■ Exercise data ■
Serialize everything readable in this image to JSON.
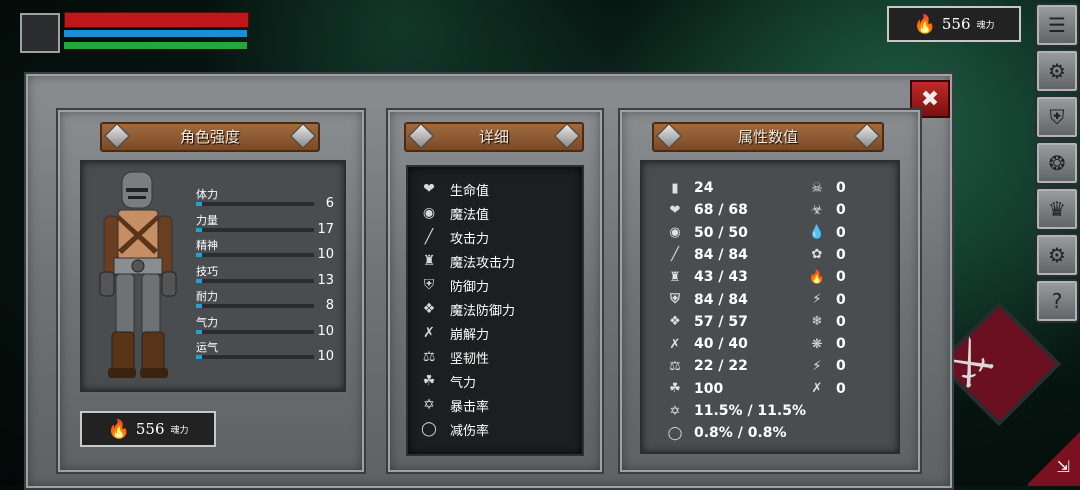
{
  "hud": {
    "soul_count": "556",
    "soul_unit": "魂力",
    "bars": {
      "hp_color": "#c0171b",
      "mp_color": "#1a8fd6",
      "stamina_color": "#25a83a"
    }
  },
  "sidebar": [
    "menu-icon",
    "character-icon",
    "helmet-icon",
    "orb-icon",
    "crown-icon",
    "settings-icon",
    "help-icon"
  ],
  "character_panel": {
    "title": "角色强度",
    "stats": [
      {
        "label": "体力",
        "value": "6",
        "fill": 0.05
      },
      {
        "label": "力量",
        "value": "17",
        "fill": 0.05
      },
      {
        "label": "精神",
        "value": "10",
        "fill": 0.05
      },
      {
        "label": "技巧",
        "value": "13",
        "fill": 0.05
      },
      {
        "label": "耐力",
        "value": "8",
        "fill": 0.05
      },
      {
        "label": "气力",
        "value": "10",
        "fill": 0.05
      },
      {
        "label": "运气",
        "value": "10",
        "fill": 0.05
      }
    ],
    "soul_count": "556",
    "soul_unit": "魂力"
  },
  "detail_panel": {
    "title": "详细",
    "rows": [
      "生命值",
      "魔法值",
      "攻击力",
      "魔法攻击力",
      "防御力",
      "魔法防御力",
      "崩解力",
      "坚韧性",
      "气力",
      "暴击率",
      "减伤率"
    ]
  },
  "attr_panel": {
    "title": "属性数值",
    "left": [
      "24",
      "68 / 68",
      "50 / 50",
      "84 / 84",
      "43 / 43",
      "84 / 84",
      "57 / 57",
      "40 / 40",
      "22 / 22",
      "100",
      "11.5% / 11.5%",
      "0.8% / 0.8%"
    ],
    "right": [
      "0",
      "0",
      "0",
      "0",
      "0",
      "0",
      "0",
      "0",
      "0",
      "0"
    ]
  }
}
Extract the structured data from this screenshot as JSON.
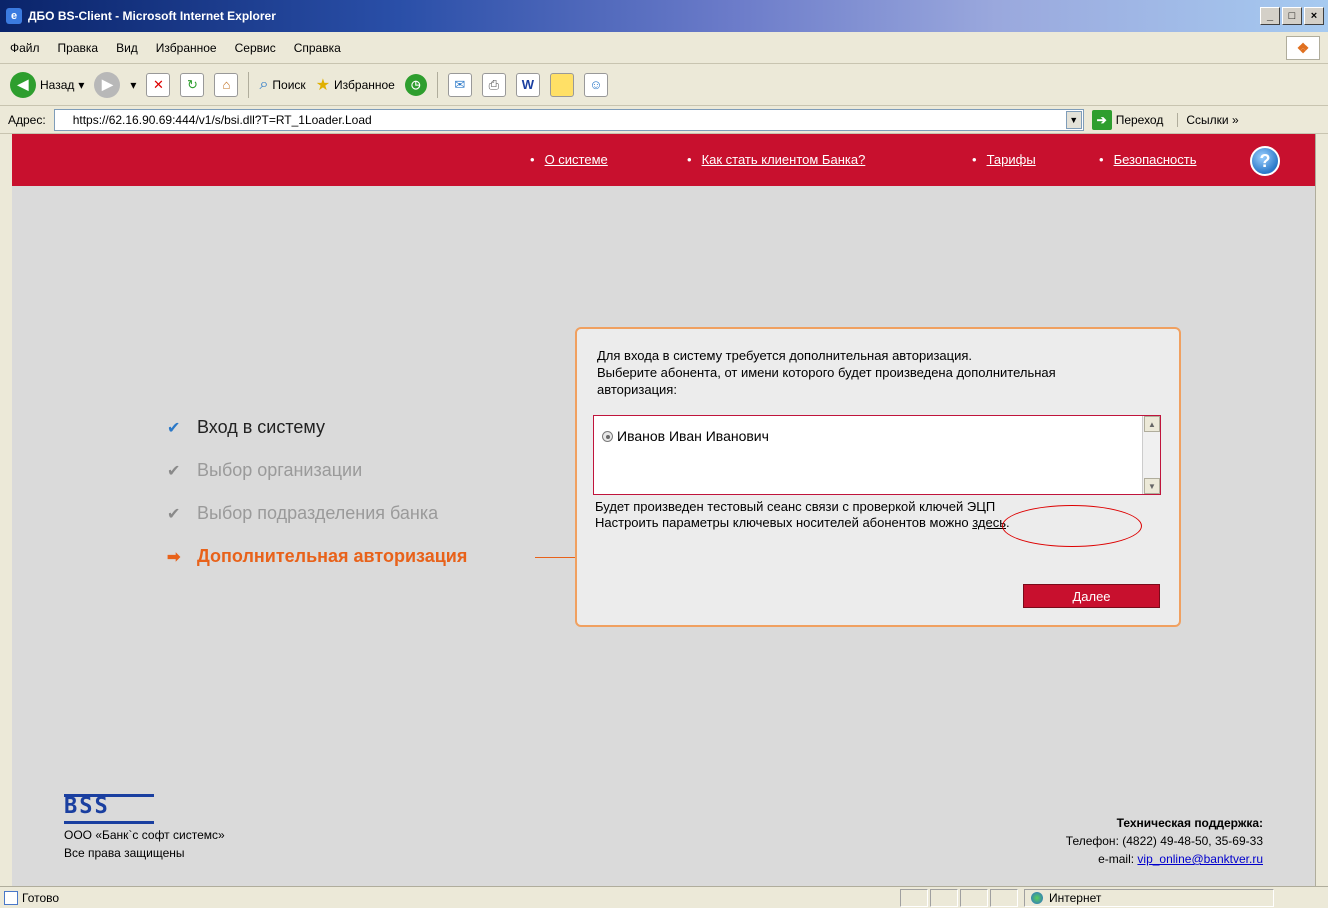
{
  "window": {
    "title": "ДБО BS-Client - Microsoft Internet Explorer",
    "btn_min": "_",
    "btn_max": "□",
    "btn_close": "×"
  },
  "menubar": [
    "Файл",
    "Правка",
    "Вид",
    "Избранное",
    "Сервис",
    "Справка"
  ],
  "toolbar": {
    "back": "Назад",
    "search": "Поиск",
    "favorites": "Избранное"
  },
  "addressbar": {
    "label": "Адрес:",
    "url": "https://62.16.90.69:444/v1/s/bsi.dll?T=RT_1Loader.Load",
    "go": "Переход",
    "links": "Ссылки »"
  },
  "nav": {
    "about": "О системе",
    "become_client": "Как стать клиентом Банка?",
    "tariffs": "Тарифы",
    "security": "Безопасность"
  },
  "steps": {
    "s1": "Вход в систему",
    "s2": "Выбор организации",
    "s3": "Выбор подразделения банка",
    "s4": "Дополнительная авторизация"
  },
  "panel": {
    "line1": "Для входа в систему требуется дополнительная авторизация.",
    "line2": "Выберите абонента, от имени которого будет произведена дополнительная",
    "line3": "авторизация:",
    "subscriber": "Иванов Иван Иванович",
    "note1": "Будет произведен тестовый сеанс связи с проверкой ключей ЭЦП",
    "note2_prefix": "Настроить параметры ключевых носителей абонентов можно ",
    "note2_link": "здесь",
    "note2_suffix": ".",
    "next": "Далее"
  },
  "footer": {
    "logo": "BSS",
    "company": "ООО «Банк`с софт системс»",
    "rights": "Все права защищены",
    "support_title": "Техническая поддержка:",
    "phone": "Телефон: (4822) 49-48-50, 35-69-33",
    "email_prefix": "e-mail: ",
    "email": "vip_online@banktver.ru"
  },
  "status": {
    "ready": "Готово",
    "zone": "Интернет"
  }
}
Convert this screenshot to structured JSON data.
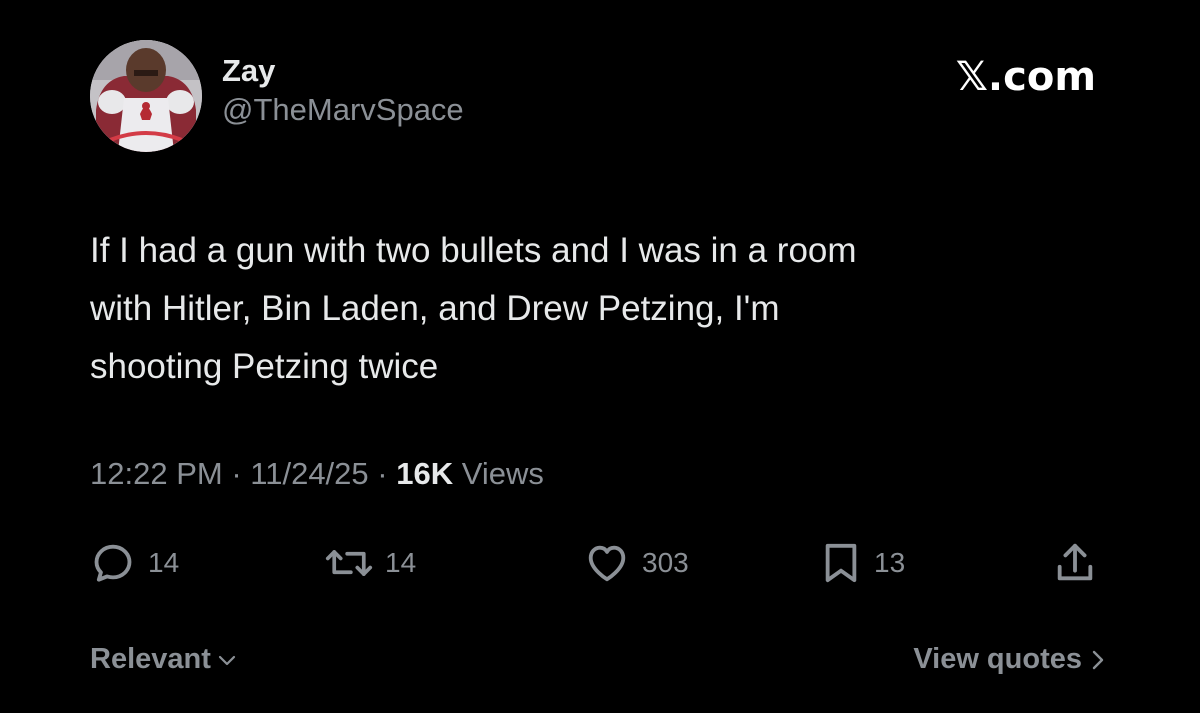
{
  "author": {
    "display_name": "Zay",
    "handle": "@TheMarvSpace",
    "avatar_icon": "user-avatar"
  },
  "brand": {
    "label": "𝕏.com"
  },
  "tweet": {
    "text_lines": [
      "If I had a gun with two bullets and I was in a room",
      "with Hitler, Bin Laden, and Drew Petzing, I'm",
      "shooting Petzing twice"
    ]
  },
  "meta": {
    "time": "12:22 PM",
    "separator": "·",
    "date": "11/24/25",
    "views_count": "16K",
    "views_label": "Views"
  },
  "actions": {
    "reply": {
      "icon": "reply-icon",
      "count": "14"
    },
    "retweet": {
      "icon": "retweet-icon",
      "count": "14"
    },
    "like": {
      "icon": "heart-icon",
      "count": "303"
    },
    "bookmark": {
      "icon": "bookmark-icon",
      "count": "13"
    },
    "share": {
      "icon": "share-icon"
    }
  },
  "footer": {
    "sort_label": "Relevant",
    "view_quotes_label": "View quotes"
  },
  "colors": {
    "background": "#000000",
    "primary_text": "#e7e9ea",
    "secondary_text": "#8b9096"
  }
}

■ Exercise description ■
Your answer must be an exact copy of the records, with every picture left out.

■ Result for this task ■
Serialize everything readable in this image to JSON.
{
  "hud": {
    "soul_count": "556",
    "soul_unit": "魂力",
    "bars": {
      "hp_color": "#c0171b",
      "mp_color": "#1a8fd6",
      "stamina_color": "#25a83a"
    }
  },
  "sidebar": [
    "menu-icon",
    "character-icon",
    "helmet-icon",
    "orb-icon",
    "crown-icon",
    "settings-icon",
    "help-icon"
  ],
  "character_panel": {
    "title": "角色强度",
    "stats": [
      {
        "label": "体力",
        "value": "6",
        "fill": 0.05
      },
      {
        "label": "力量",
        "value": "17",
        "fill": 0.05
      },
      {
        "label": "精神",
        "value": "10",
        "fill": 0.05
      },
      {
        "label": "技巧",
        "value": "13",
        "fill": 0.05
      },
      {
        "label": "耐力",
        "value": "8",
        "fill": 0.05
      },
      {
        "label": "气力",
        "value": "10",
        "fill": 0.05
      },
      {
        "label": "运气",
        "value": "10",
        "fill": 0.05
      }
    ],
    "soul_count": "556",
    "soul_unit": "魂力"
  },
  "detail_panel": {
    "title": "详细",
    "rows": [
      "生命值",
      "魔法值",
      "攻击力",
      "魔法攻击力",
      "防御力",
      "魔法防御力",
      "崩解力",
      "坚韧性",
      "气力",
      "暴击率",
      "减伤率"
    ]
  },
  "attr_panel": {
    "title": "属性数值",
    "left": [
      "24",
      "68 / 68",
      "50 / 50",
      "84 / 84",
      "43 / 43",
      "84 / 84",
      "57 / 57",
      "40 / 40",
      "22 / 22",
      "100",
      "11.5% / 11.5%",
      "0.8% / 0.8%"
    ],
    "right": [
      "0",
      "0",
      "0",
      "0",
      "0",
      "0",
      "0",
      "0",
      "0",
      "0"
    ]
  }
}
Extract the structured data from this screenshot as JSON.
{
  "window": {
    "title": "ДБО BS-Client - Microsoft Internet Explorer",
    "btn_min": "_",
    "btn_max": "□",
    "btn_close": "×"
  },
  "menubar": [
    "Файл",
    "Правка",
    "Вид",
    "Избранное",
    "Сервис",
    "Справка"
  ],
  "toolbar": {
    "back": "Назад",
    "search": "Поиск",
    "favorites": "Избранное"
  },
  "addressbar": {
    "label": "Адрес:",
    "url": "https://62.16.90.69:444/v1/s/bsi.dll?T=RT_1Loader.Load",
    "go": "Переход",
    "links": "Ссылки »"
  },
  "nav": {
    "about": "О системе",
    "become_client": "Как стать клиентом Банка?",
    "tariffs": "Тарифы",
    "security": "Безопасность"
  },
  "steps": {
    "s1": "Вход в систему",
    "s2": "Выбор организации",
    "s3": "Выбор подразделения банка",
    "s4": "Дополнительная авторизация"
  },
  "panel": {
    "line1": "Для входа в систему требуется дополнительная авторизация.",
    "line2": "Выберите абонента, от имени которого будет произведена дополнительная",
    "line3": "авторизация:",
    "subscriber": "Иванов Иван Иванович",
    "note1": "Будет произведен тестовый сеанс связи с проверкой ключей ЭЦП",
    "note2_prefix": "Настроить параметры ключевых носителей абонентов можно ",
    "note2_link": "здесь",
    "note2_suffix": ".",
    "next": "Далее"
  },
  "footer": {
    "logo": "BSS",
    "company": "ООО «Банк`с софт системс»",
    "rights": "Все права защищены",
    "support_title": "Техническая поддержка:",
    "phone": "Телефон: (4822) 49-48-50, 35-69-33",
    "email_prefix": "e-mail: ",
    "email": "vip_online@banktver.ru"
  },
  "status": {
    "ready": "Готово",
    "zone": "Интернет"
  }
}
Convert this screenshot to structured JSON data.
{
  "author": {
    "display_name": "Zay",
    "handle": "@TheMarvSpace",
    "avatar_icon": "user-avatar"
  },
  "brand": {
    "label": "𝕏.com"
  },
  "tweet": {
    "text_lines": [
      "If I had a gun with two bullets and I was in a room",
      "with Hitler, Bin Laden, and Drew Petzing, I'm",
      "shooting Petzing twice"
    ]
  },
  "meta": {
    "time": "12:22 PM",
    "separator": "·",
    "date": "11/24/25",
    "views_count": "16K",
    "views_label": "Views"
  },
  "actions": {
    "reply": {
      "icon": "reply-icon",
      "count": "14"
    },
    "retweet": {
      "icon": "retweet-icon",
      "count": "14"
    },
    "like": {
      "icon": "heart-icon",
      "count": "303"
    },
    "bookmark": {
      "icon": "bookmark-icon",
      "count": "13"
    },
    "share": {
      "icon": "share-icon"
    }
  },
  "footer": {
    "sort_label": "Relevant",
    "view_quotes_label": "View quotes"
  },
  "colors": {
    "background": "#000000",
    "primary_text": "#e7e9ea",
    "secondary_text": "#8b9096"
  }
}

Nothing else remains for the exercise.